Exercise
If a line in the entries below includes the string "after", copy it out.

Stored data
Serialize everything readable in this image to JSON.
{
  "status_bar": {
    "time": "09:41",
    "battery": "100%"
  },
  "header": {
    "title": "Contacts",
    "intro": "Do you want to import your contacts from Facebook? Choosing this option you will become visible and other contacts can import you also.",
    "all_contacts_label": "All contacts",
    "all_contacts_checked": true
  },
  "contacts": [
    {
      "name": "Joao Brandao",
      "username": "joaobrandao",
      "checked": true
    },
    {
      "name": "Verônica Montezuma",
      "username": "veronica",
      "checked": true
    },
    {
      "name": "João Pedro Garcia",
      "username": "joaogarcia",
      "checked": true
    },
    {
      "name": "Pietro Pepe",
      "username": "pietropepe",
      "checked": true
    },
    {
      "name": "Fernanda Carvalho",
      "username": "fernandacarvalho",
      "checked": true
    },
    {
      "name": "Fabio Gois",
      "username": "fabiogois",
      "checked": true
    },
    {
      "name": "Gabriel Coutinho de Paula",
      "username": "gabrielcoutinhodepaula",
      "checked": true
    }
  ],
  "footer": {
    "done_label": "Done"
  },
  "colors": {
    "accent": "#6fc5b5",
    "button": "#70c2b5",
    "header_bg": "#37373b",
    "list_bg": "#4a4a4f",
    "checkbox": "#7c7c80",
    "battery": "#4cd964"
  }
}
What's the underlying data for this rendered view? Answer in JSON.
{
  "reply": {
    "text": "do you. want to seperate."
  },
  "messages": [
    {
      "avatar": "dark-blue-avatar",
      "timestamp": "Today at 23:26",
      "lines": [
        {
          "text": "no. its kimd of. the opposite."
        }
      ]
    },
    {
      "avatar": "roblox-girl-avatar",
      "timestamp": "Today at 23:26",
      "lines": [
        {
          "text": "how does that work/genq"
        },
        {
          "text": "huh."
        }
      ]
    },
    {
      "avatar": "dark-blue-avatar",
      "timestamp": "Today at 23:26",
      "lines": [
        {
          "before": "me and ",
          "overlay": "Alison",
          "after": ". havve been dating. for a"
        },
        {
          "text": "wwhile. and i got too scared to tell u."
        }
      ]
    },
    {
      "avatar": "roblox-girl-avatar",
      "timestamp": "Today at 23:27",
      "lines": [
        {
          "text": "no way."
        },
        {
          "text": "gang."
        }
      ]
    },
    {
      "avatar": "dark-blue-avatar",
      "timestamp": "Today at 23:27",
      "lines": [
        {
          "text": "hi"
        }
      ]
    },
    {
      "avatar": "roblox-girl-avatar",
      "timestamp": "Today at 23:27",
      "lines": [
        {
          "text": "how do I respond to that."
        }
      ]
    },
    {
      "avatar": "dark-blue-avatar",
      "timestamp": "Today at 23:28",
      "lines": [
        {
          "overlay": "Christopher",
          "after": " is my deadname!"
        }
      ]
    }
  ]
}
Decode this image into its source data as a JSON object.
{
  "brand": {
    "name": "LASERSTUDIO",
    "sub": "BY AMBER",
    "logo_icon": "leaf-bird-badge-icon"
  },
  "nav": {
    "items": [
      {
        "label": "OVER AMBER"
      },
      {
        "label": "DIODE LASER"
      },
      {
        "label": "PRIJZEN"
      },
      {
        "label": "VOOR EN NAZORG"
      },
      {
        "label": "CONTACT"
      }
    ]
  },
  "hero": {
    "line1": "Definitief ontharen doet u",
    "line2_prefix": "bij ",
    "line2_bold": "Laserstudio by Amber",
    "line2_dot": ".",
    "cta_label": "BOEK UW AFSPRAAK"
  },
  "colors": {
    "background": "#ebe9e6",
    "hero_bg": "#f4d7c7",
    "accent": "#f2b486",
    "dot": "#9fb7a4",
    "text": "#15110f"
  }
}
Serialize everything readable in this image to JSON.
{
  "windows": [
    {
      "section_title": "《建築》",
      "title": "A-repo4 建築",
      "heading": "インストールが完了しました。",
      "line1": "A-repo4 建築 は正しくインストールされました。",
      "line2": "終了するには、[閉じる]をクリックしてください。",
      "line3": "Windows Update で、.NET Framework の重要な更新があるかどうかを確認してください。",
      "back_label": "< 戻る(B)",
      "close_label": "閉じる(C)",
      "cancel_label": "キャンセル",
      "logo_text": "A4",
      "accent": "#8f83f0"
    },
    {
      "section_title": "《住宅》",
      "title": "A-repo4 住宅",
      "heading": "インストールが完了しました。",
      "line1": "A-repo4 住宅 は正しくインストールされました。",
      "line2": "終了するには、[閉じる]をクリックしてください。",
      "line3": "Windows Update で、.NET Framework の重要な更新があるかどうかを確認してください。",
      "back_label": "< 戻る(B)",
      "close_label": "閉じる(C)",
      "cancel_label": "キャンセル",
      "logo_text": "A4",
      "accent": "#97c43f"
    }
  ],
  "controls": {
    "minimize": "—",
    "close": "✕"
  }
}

Response to this exercise
          "after": ". havve been dating. for a"
          "after": " is my deadname!"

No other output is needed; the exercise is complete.